You can go to the Austin location if you're not a road trip person, but the original Lockhart location of Black's has had a line out the door since 1932, and that's a hard record to beat.

Terry Black's Barbecue

1003 Barton Springs Rd.,
Hailing from the famous barbecue town of Lockhart, twins Michael and Mark offer Austin a taste of their heritage with lean, black-barked brisket. You can't go wrong with that baked potato salad and bright green beans either.

Louie's BBQ

4329 S. Congress,
We really don't think you need any more information besides the fact that Louie's serves a loaded baked potato the size of your head, stuffed with brisket, and that tender meat is seasoned with Mexican spices and slow smoked in classic Hill Country style.
GROUP 5: “Joey”

WINNER: Cooper's Old Time Pit Bar-B-Que

217 Congress Ave.,
Located in a renovated historic building, the Austin output of another far out favorite (this one's in Llano), Cooper's is the spot to check out if you like your brisket served classic with an Austin twist. (Barbecued goat, anyone?)

J. Leonardi’s Barbeque

1124 East 11th,
Former UT national champion and NFL defensive back Cedric Griffin teamed up with native Austinite and pitmaster Jerome Faulkner to open this food truck. It's a safe bet that you'll love these fierce competitors' peppery, tender brisket and banana pudding cheesecake.

Texas Ranch BBQ

3632 S. Congress,
Started by the creators of Azul Tequila and Papalote Taco House, this trailer offers fabulous sides (those collard greens are the stuff of dreams), and their brisket is more than just a worthy accompaniment.
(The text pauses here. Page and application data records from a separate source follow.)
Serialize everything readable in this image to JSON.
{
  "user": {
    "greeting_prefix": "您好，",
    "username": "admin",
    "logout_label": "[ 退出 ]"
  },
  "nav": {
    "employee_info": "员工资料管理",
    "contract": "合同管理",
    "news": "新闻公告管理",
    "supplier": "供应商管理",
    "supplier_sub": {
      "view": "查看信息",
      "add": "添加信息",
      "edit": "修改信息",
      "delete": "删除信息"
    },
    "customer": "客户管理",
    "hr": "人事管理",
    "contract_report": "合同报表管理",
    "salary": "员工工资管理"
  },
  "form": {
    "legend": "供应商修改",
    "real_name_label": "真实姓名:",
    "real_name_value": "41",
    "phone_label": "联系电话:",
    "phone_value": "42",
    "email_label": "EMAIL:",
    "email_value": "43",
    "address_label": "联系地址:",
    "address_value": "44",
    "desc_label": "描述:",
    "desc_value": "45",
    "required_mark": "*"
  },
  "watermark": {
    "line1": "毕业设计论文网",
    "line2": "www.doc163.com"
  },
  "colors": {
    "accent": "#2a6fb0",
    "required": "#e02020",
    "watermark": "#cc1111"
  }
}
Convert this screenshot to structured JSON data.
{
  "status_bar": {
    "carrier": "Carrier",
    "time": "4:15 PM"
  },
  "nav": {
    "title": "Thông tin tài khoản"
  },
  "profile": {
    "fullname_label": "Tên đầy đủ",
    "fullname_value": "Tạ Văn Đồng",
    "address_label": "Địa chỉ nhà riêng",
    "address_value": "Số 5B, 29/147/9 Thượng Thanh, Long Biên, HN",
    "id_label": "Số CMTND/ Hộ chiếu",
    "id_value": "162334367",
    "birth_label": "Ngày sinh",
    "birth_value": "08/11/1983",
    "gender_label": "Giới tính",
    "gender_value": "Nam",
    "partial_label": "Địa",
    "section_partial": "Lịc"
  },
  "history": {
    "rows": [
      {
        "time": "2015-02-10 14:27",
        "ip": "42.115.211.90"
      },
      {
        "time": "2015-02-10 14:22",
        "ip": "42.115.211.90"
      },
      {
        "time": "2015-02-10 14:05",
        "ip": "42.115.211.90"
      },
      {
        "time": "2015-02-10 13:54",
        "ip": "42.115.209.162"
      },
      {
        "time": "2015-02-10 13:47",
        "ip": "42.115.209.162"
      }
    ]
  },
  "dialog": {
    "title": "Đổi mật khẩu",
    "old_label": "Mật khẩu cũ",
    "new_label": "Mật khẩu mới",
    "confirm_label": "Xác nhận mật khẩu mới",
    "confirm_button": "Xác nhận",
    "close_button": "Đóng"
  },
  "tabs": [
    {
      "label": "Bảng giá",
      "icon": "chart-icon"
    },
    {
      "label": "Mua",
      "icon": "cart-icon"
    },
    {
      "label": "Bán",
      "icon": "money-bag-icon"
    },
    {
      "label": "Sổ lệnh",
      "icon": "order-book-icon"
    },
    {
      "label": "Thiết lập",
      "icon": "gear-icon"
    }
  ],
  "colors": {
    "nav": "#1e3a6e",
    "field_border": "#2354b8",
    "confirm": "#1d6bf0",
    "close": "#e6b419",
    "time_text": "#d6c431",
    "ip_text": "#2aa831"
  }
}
It's fatty, oaky, and falling apart with the gentlest jab of a fork.

Rogers Boyz BBQ

804 E. Braker Lane,
Folks, we've got four simple words for you: sausage & brisket nachos. This meat-sweat-inducing delight combines smoked brisket, house-made sausage, queso, and a few lashings of barbecue sauce for good measure. It's the breakfast of brisket maximalist champions.

Oakwood BBQ

307 E. Braker Lane,
This beer garden-cum-barbecue joint has a full wall of local beers on tap, just in case you don't find your half-pound pile of extra fatty moist brisket, or their enormous meat combo sandwiches, soporific enough.

LeRoy & Lewis

121 Pickle Rd.,
Dedicated to expanding the boundaries of traditional barbecue with creative, locally sourced sides and meat choices like beef cheeks, porchetta, and fried rice boudin sausages, the good people of LeRoy and Lewis also cook up a mean brisket.

Information is power. Support the free press, so we can support Austin.   Support the Chronicle